So there he was, the hair much more grey and ever so slightly thinner than it was, but still the unmistakeable frame and the immediate recognition. Interesting also to see even politicians fawning in his presence and asking to have their photos taken with the Chancellor of Liverpool John Moores University, but there we go, that’s what you get when you are Brian May. I would probably have gone up to say hello, bask in the reflected glory of one of my childhood heroes, but I feel terribly awkward going up to celebs and, besides, the Government Chief Whip was nearby and, by some accounts, he is not to be trifled with.
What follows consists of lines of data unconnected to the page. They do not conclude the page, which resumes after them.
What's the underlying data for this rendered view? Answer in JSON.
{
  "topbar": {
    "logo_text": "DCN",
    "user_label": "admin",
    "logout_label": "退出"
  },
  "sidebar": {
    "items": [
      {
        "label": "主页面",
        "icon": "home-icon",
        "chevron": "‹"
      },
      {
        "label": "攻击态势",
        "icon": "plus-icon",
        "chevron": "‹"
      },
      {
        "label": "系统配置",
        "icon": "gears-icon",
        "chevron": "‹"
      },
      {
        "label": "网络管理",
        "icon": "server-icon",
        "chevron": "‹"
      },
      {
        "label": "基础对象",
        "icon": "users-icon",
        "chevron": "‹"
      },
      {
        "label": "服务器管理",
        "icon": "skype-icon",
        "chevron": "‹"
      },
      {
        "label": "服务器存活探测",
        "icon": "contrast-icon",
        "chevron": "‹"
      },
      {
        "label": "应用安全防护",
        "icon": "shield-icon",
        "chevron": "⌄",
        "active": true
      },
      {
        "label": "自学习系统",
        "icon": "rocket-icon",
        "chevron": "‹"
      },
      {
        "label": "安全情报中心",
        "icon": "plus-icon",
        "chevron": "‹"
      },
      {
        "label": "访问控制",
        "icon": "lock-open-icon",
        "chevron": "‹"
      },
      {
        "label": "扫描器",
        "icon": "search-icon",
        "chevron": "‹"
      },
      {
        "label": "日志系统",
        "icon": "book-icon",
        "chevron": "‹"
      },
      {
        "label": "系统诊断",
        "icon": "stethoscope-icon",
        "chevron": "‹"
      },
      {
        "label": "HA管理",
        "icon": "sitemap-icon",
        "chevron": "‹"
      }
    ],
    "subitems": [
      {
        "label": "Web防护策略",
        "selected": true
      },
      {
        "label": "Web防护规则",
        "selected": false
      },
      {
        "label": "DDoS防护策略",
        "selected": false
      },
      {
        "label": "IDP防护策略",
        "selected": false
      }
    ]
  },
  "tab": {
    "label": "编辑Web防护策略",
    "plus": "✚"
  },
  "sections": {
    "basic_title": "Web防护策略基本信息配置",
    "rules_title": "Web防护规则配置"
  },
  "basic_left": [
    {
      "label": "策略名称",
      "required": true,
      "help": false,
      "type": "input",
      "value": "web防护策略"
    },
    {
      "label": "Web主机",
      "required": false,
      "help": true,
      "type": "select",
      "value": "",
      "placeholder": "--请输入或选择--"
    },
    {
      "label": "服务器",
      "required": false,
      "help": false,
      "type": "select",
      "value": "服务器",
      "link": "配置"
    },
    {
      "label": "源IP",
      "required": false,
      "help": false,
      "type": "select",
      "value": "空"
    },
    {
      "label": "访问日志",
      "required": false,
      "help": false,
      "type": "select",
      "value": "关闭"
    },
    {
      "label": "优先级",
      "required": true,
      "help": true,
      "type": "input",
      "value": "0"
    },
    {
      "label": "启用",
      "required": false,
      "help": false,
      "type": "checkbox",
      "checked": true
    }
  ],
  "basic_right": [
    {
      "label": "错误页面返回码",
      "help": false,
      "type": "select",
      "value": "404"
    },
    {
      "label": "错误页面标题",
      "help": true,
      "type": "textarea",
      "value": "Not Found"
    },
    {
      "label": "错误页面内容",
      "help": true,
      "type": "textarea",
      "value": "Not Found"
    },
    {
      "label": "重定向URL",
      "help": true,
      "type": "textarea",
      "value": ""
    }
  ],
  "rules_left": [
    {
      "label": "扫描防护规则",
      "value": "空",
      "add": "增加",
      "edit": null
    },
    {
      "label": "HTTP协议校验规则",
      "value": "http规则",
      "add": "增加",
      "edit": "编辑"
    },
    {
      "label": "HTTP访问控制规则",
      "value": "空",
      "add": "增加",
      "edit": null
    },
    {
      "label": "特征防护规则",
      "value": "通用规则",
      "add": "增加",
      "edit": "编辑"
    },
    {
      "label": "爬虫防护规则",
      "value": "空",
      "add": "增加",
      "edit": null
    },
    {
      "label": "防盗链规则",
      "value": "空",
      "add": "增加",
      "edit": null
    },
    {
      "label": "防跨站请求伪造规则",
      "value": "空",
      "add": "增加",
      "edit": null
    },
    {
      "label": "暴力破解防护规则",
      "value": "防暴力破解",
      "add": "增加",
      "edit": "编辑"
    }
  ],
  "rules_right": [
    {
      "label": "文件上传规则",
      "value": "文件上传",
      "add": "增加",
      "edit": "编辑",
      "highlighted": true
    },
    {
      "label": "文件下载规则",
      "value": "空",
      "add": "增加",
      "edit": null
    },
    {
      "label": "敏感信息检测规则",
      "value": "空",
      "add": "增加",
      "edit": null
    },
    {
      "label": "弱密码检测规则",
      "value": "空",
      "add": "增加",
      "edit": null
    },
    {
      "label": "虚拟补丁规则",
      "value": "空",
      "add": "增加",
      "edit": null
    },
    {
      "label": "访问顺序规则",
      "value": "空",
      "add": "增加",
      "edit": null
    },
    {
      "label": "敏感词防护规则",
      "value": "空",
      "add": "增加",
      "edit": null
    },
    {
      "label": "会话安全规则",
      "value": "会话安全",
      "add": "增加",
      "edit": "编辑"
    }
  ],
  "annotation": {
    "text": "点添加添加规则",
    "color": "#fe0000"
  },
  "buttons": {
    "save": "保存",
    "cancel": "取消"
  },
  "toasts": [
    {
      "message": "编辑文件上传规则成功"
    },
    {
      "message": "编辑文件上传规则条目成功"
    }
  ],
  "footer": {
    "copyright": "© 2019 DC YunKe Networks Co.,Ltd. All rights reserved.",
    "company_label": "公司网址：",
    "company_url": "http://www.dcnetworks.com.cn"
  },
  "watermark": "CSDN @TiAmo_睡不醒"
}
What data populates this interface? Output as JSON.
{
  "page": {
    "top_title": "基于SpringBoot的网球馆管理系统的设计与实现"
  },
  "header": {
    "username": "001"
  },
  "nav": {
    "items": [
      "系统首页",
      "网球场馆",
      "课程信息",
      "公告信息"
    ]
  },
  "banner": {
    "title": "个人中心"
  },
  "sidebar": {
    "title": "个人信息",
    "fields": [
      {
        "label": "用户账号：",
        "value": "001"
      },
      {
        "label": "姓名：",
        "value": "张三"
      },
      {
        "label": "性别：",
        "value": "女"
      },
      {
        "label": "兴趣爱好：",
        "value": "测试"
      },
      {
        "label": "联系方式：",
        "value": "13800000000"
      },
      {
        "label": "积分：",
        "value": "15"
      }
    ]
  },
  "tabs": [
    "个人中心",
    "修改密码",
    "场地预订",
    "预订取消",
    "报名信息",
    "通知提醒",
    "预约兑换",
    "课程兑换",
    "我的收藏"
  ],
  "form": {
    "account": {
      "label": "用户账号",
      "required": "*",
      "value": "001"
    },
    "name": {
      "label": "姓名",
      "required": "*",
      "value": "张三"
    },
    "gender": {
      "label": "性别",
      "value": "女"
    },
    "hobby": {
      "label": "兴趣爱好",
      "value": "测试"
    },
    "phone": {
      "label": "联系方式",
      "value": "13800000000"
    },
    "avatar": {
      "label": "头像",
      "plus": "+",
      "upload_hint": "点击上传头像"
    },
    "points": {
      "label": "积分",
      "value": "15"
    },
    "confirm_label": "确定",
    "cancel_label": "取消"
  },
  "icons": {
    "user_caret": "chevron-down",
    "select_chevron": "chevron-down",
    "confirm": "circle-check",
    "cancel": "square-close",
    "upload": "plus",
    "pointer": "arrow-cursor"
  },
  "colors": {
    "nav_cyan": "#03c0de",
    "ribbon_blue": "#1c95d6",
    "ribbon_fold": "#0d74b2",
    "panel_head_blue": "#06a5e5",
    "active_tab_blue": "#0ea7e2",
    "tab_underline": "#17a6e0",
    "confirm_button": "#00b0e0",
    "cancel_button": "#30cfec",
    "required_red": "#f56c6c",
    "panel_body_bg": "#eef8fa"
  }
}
The strange thing is that I had been wondering yesterday afternoon what it must have been like in that flat in Kensington at the beginning of the 1970s when Queen were having their photos taken for that first album. Must dig it out and have a listen at some point. Of course, Queen, and Brian especially, were intelligent chaps and played the business the way they wanted to, essentially acting as one band in the studio, taking advantage of those huge sonic canvasses, and then stomping around the world as a rock unit par excellence. There’s some musical flab in the later work, of course, but that purple patch from Queen II to News Of The World is still a thing of wonder. And there was me thinking that 39 (one of Brian’s songs) was about the Pilgrim Fathers sailing to America but it was about quantum physics and travelling faster than the speed of light all along. No wonder the punks couldn’t understand it.
Despite seeing Brian yesterday, it is John I come back to most in my thoughts about Queen, retreated into a respectable retirement, doing something in Putney funded presumably by having written the band’s biggest hits, Bo Rhap apart. I could probably pass John in the street, maybe have done, and not recognise him, all credit to the man, but, my word, what a bassist. The word “solid” does not even begin to do justice to the man’s playing, and good luck to him, wherever he is and whatever he is doing.
I like to think that JEBO’s approach to Settle Up Or Settle Down was an attempt to emulate the great studio bands of the 70s and 80s, Queen included. The basic tracks were all played at the same time in the same room and the other bits and pieces layered on top. We did not quite get to the stage Brian did on Good Company where he elicits such fantastic sounds from his guitar, each line orchestrated (yes, really) and forcing him into the studio for what seemed to the others like forever, but sometimes it is enough just to view greatness from a distance, the glow is so powerful.